- _INSTRUCTIONS FOR THE TASK_: Check every line of the data for the string "icon" and copy the ones that have it.

_ _ _

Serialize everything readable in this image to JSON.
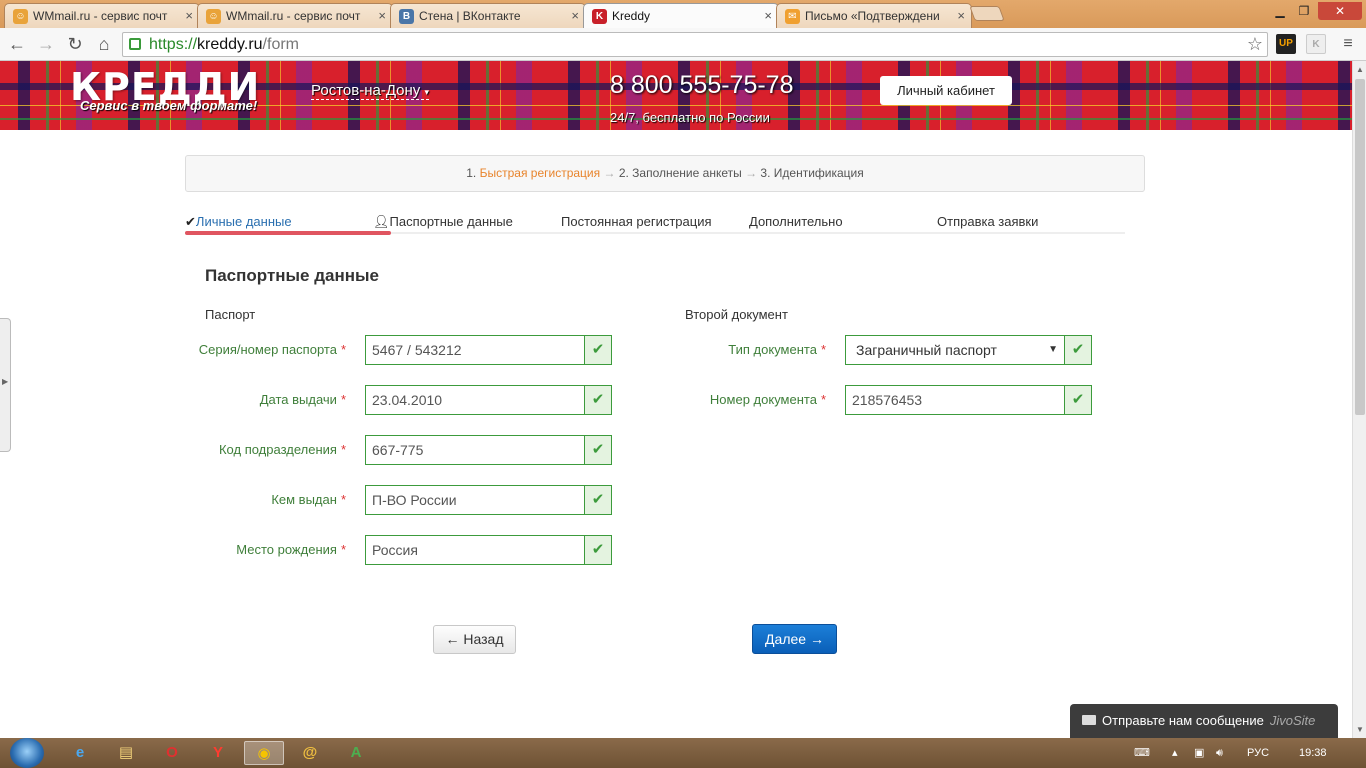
{
  "browser": {
    "tabs": [
      {
        "label": "WMmail.ru - сервис почт",
        "icon": "wmmail-icon",
        "active": false
      },
      {
        "label": "WMmail.ru - сервис почт",
        "icon": "wmmail-icon",
        "active": false
      },
      {
        "label": "Стена | ВКонтакте",
        "icon": "vk-icon",
        "active": false
      },
      {
        "label": "Kreddy",
        "icon": "kreddy-icon",
        "active": true
      },
      {
        "label": "Письмо «Подтверждени",
        "icon": "mail-icon",
        "active": false
      }
    ],
    "url_scheme": "https://",
    "url_host": "kreddy.ru",
    "url_path": "/form"
  },
  "header": {
    "logo": "КРЕДДИ",
    "tagline": "Сервис в твоем формате!",
    "city": "Ростов-на-Дону",
    "phone": "8 800 555-75-78",
    "phone_note": "24/7, бесплатно по России",
    "cabinet_label": "Личный кабинет"
  },
  "steps": {
    "step1": "1.",
    "step1_label": "Быстрая регистрация",
    "step2": "2. Заполнение анкеты",
    "step3": "3. Идентификация"
  },
  "subtabs": [
    {
      "label": "Личные данные",
      "state": "done"
    },
    {
      "label": "Паспортные данные",
      "state": "current"
    },
    {
      "label": "Постоянная регистрация",
      "state": "pending"
    },
    {
      "label": "Дополнительно",
      "state": "pending"
    },
    {
      "label": "Отправка заявки",
      "state": "pending"
    }
  ],
  "form_progress": 0.2,
  "form": {
    "title": "Паспортные данные",
    "passport_group": "Паспорт",
    "second_group": "Второй документ",
    "required_mark": "*",
    "passport_fields": [
      {
        "label": "Серия/номер паспорта",
        "value": "5467 / 543212"
      },
      {
        "label": "Дата выдачи",
        "value": "23.04.2010"
      },
      {
        "label": "Код подразделения",
        "value": "667-775"
      },
      {
        "label": "Кем выдан",
        "value": "П-ВО России"
      },
      {
        "label": "Место рождения",
        "value": "Россия"
      }
    ],
    "second_fields": [
      {
        "label": "Тип документа",
        "value": "Заграничный паспорт"
      },
      {
        "label": "Номер документа",
        "value": "218576453"
      }
    ],
    "back_label": "← Назад",
    "next_label": "Далее →"
  },
  "jivo": {
    "message": "Отправьте нам сообщение",
    "brand": "JivoSite"
  },
  "taskbar": {
    "language": "РУС",
    "time": "19:38"
  },
  "colors": {
    "accent_orange": "#e8842c",
    "valid_green": "#3c9b3c",
    "primary_blue": "#0a5fb8",
    "progress_red": "#e05560"
  }
}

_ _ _

- _SOLUTION TO THE EXERCISE_:
        "icon": "wmmail-icon",
        "icon": "wmmail-icon",
        "icon": "vk-icon",
        "icon": "kreddy-icon",
        "icon": "mail-icon",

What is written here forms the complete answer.